I realize that sounds hostile. I didn't intend for it to sound that way, but I have started to resent the idea of having to hold your hand through the experience of reading my work. I understand issues. I get them. Writing is supposed to reflect them like a mirror. Art itself is supposed to cause a reaction, sometimes unpleasant, to the world around you. In my opinion, my generation is so busy trying to avoid triggering events that we forget how to be truly moved by anything. My advice is to take some pills, calm the hell down, and enjoy the ride. The things that you consider triggers shan’t be going away, and you can’t always prepare for them. If life is really so upsetting that you need to be warned that it’s still happening around you, maybe you should retire from the internet.
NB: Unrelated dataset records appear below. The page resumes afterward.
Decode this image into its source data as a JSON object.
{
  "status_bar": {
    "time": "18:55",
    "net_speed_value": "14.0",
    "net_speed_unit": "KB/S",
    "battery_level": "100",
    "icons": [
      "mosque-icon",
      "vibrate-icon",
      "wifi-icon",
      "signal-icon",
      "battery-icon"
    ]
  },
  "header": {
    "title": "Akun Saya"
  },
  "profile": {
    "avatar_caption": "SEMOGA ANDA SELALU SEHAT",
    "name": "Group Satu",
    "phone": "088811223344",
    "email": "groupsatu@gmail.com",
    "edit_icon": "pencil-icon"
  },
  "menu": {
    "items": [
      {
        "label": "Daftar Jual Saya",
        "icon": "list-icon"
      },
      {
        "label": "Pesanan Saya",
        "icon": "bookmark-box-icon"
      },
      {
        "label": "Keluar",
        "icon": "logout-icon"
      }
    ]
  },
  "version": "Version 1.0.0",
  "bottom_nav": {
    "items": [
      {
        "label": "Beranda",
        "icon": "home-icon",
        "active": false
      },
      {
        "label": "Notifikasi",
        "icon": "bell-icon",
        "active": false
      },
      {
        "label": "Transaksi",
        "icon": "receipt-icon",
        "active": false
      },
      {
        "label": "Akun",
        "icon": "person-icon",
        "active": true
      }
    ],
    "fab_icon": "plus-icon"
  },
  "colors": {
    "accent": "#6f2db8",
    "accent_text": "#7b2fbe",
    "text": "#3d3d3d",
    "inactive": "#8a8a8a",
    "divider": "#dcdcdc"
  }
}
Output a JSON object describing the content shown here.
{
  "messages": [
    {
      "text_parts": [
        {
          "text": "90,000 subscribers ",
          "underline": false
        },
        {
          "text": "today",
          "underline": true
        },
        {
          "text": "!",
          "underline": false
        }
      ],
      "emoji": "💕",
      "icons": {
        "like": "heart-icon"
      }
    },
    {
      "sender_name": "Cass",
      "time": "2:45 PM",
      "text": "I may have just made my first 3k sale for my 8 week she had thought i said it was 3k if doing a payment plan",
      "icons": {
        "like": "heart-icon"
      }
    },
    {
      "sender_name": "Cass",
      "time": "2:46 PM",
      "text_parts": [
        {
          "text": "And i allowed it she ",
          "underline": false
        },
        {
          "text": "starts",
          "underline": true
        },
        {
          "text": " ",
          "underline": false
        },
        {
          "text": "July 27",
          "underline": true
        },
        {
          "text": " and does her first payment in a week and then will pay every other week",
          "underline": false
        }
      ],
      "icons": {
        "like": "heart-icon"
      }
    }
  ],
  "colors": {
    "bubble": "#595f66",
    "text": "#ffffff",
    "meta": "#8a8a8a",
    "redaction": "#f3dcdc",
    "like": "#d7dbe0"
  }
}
And reading. And movies. And social interaction. And life. I am no longer censoring myself, putting up trigger warnings, or in any way indicating to my reader what’s going to happen at the end just because it might cause some particularly unstable person to freak out. I refuse. This is art, not therapy. I am an artist. I am not here to smooth the world over for you.

Expect changes. You can accept them, or you can leave. I'm not doing this anymore. I may continue my spiral in person, but writing is my one safe place, and you will not make me put up warning signs because something makes you uncomfortable. These are my stories, and you've invited yourself into them. You wouldn't go into someone's house and insist on warnings that some of the carpets are green, and you'll not be doing something similar in the only safe place I have left to express myself. Fuck your triggers. Grow a spine or stop reading altogether, because there's a whole world of literature out there with triggering scenes. Art is what it is, and I'd rather create art that stays true to life than make sure your stupid fucking life stays free of irritants. Veto. Absolutely not.